Work item:
Check every line below for the string "true", and copy the lines that contain it.

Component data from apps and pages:

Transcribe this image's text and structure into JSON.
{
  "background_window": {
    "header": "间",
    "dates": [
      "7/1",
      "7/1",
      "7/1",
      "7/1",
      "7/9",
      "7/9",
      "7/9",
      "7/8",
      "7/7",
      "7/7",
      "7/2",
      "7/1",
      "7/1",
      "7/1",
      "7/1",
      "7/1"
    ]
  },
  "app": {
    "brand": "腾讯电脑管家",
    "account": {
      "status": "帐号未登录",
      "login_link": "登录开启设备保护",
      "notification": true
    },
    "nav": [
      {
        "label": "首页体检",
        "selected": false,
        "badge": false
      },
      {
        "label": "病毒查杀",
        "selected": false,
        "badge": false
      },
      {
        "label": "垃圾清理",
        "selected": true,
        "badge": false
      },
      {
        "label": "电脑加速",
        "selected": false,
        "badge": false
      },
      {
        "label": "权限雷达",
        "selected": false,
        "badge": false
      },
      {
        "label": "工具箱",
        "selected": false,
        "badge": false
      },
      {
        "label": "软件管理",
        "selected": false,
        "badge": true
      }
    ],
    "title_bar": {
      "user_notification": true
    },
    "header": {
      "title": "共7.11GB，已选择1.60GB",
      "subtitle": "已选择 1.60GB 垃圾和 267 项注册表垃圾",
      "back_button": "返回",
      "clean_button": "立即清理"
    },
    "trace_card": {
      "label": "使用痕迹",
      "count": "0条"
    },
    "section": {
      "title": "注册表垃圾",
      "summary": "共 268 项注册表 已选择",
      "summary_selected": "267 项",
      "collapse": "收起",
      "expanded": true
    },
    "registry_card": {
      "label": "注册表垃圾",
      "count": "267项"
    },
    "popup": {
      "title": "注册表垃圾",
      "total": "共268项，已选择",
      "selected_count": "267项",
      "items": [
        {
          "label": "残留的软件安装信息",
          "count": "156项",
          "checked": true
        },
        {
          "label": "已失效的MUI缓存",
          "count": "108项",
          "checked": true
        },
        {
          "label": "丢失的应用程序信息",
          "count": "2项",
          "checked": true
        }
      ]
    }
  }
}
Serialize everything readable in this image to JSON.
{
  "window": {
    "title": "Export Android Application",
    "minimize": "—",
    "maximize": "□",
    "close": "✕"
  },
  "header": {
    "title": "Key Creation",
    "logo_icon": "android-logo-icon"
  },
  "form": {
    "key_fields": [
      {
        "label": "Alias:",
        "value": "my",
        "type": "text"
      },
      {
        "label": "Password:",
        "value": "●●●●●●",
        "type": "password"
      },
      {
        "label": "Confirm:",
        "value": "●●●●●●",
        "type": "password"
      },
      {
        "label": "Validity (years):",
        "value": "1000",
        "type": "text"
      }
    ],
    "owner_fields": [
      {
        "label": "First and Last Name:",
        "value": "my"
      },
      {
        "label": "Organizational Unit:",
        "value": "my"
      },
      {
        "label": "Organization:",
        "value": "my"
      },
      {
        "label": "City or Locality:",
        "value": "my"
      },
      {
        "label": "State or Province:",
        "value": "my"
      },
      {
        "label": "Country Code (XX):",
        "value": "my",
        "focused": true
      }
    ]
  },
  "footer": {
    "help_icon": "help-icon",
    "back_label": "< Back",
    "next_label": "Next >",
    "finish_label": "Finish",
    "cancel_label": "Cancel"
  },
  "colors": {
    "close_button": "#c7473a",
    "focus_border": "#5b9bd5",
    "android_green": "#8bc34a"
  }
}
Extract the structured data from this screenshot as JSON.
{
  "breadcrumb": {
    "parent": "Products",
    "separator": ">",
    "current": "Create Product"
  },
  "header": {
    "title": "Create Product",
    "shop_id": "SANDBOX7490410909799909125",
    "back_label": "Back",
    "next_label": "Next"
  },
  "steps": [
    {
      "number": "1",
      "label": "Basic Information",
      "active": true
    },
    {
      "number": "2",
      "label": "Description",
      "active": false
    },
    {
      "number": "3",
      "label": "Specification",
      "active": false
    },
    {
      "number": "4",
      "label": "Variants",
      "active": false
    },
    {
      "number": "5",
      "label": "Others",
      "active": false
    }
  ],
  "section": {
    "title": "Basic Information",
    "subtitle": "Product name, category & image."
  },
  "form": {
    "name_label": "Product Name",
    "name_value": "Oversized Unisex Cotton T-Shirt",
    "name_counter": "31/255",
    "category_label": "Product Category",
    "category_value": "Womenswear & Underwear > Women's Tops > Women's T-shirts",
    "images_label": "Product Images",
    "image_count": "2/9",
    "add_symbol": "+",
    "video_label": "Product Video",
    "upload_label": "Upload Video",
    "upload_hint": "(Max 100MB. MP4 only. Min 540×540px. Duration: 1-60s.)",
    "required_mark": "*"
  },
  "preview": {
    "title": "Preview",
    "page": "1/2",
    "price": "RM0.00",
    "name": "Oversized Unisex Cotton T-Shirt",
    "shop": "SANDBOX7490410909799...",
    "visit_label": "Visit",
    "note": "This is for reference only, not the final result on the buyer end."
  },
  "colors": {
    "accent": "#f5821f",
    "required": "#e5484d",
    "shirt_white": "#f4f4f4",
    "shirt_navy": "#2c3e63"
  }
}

Output of the exercise:
      "notification": true
        "selected": true,
        "badge": true
      "user_notification": true
      "expanded": true
          "checked": true
          "checked": true
          "checked": true
        "focused": true
      "active": true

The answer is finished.